START Records for processing
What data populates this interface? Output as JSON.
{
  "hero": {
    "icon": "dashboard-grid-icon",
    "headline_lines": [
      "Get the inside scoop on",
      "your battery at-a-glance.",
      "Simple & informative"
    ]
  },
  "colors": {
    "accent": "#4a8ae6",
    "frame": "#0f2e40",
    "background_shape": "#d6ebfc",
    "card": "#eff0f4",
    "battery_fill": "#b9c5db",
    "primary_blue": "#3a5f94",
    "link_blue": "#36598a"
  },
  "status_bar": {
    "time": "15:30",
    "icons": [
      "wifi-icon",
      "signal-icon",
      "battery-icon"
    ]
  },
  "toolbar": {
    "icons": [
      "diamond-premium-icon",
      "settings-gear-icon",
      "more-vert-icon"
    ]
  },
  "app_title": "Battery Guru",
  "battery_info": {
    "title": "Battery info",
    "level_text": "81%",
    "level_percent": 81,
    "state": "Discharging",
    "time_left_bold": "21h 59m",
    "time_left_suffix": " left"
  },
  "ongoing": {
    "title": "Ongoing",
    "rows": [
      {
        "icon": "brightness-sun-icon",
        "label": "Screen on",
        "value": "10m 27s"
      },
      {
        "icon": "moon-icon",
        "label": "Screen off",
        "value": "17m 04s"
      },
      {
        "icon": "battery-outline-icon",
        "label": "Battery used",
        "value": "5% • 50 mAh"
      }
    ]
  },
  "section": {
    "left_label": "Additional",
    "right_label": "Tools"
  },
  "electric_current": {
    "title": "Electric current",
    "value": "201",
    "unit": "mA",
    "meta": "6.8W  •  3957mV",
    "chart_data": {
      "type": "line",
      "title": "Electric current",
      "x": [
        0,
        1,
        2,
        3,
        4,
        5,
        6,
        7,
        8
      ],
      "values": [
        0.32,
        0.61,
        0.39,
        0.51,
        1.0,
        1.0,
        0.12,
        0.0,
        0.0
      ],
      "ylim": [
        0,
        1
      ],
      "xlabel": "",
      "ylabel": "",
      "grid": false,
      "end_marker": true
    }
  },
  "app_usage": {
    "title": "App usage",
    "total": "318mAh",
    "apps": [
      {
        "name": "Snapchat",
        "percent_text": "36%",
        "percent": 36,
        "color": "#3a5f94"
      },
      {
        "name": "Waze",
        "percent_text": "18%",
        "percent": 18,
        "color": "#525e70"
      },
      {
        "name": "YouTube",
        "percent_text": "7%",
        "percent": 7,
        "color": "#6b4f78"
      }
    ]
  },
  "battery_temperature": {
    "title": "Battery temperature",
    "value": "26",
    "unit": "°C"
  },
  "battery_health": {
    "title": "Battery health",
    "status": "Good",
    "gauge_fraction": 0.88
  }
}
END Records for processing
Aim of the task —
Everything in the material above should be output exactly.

Answer space —
What data populates this interface? Output as JSON.
{
  "hero": {
    "icon": "dashboard-grid-icon",
    "headline_lines": [
      "Get the inside scoop on",
      "your battery at-a-glance.",
      "Simple & informative"
    ]
  },
  "colors": {
    "accent": "#4a8ae6",
    "frame": "#0f2e40",
    "background_shape": "#d6ebfc",
    "card": "#eff0f4",
    "battery_fill": "#b9c5db",
    "primary_blue": "#3a5f94",
    "link_blue": "#36598a"
  },
  "status_bar": {
    "time": "15:30",
    "icons": [
      "wifi-icon",
      "signal-icon",
      "battery-icon"
    ]
  },
  "toolbar": {
    "icons": [
      "diamond-premium-icon",
      "settings-gear-icon",
      "more-vert-icon"
    ]
  },
  "app_title": "Battery Guru",
  "battery_info": {
    "title": "Battery info",
    "level_text": "81%",
    "level_percent": 81,
    "state": "Discharging",
    "time_left_bold": "21h 59m",
    "time_left_suffix": " left"
  },
  "ongoing": {
    "title": "Ongoing",
    "rows": [
      {
        "icon": "brightness-sun-icon",
        "label": "Screen on",
        "value": "10m 27s"
      },
      {
        "icon": "moon-icon",
        "label": "Screen off",
        "value": "17m 04s"
      },
      {
        "icon": "battery-outline-icon",
        "label": "Battery used",
        "value": "5% • 50 mAh"
      }
    ]
  },
  "section": {
    "left_label": "Additional",
    "right_label": "Tools"
  },
  "electric_current": {
    "title": "Electric current",
    "value": "201",
    "unit": "mA",
    "meta": "6.8W  •  3957mV",
    "chart_data": {
      "type": "line",
      "title": "Electric current",
      "x": [
        0,
        1,
        2,
        3,
        4,
        5,
        6,
        7,
        8
      ],
      "values": [
        0.32,
        0.61,
        0.39,
        0.51,
        1.0,
        1.0,
        0.12,
        0.0,
        0.0
      ],
      "ylim": [
        0,
        1
      ],
      "xlabel": "",
      "ylabel": "",
      "grid": false,
      "end_marker": true
    }
  },
  "app_usage": {
    "title": "App usage",
    "total": "318mAh",
    "apps": [
      {
        "name": "Snapchat",
        "percent_text": "36%",
        "percent": 36,
        "color": "#3a5f94"
      },
      {
        "name": "Waze",
        "percent_text": "18%",
        "percent": 18,
        "color": "#525e70"
      },
      {
        "name": "YouTube",
        "percent_text": "7%",
        "percent": 7,
        "color": "#6b4f78"
      }
    ]
  },
  "battery_temperature": {
    "title": "Battery temperature",
    "value": "26",
    "unit": "°C"
  },
  "battery_health": {
    "title": "Battery health",
    "status": "Good",
    "gauge_fraction": 0.88
  }
}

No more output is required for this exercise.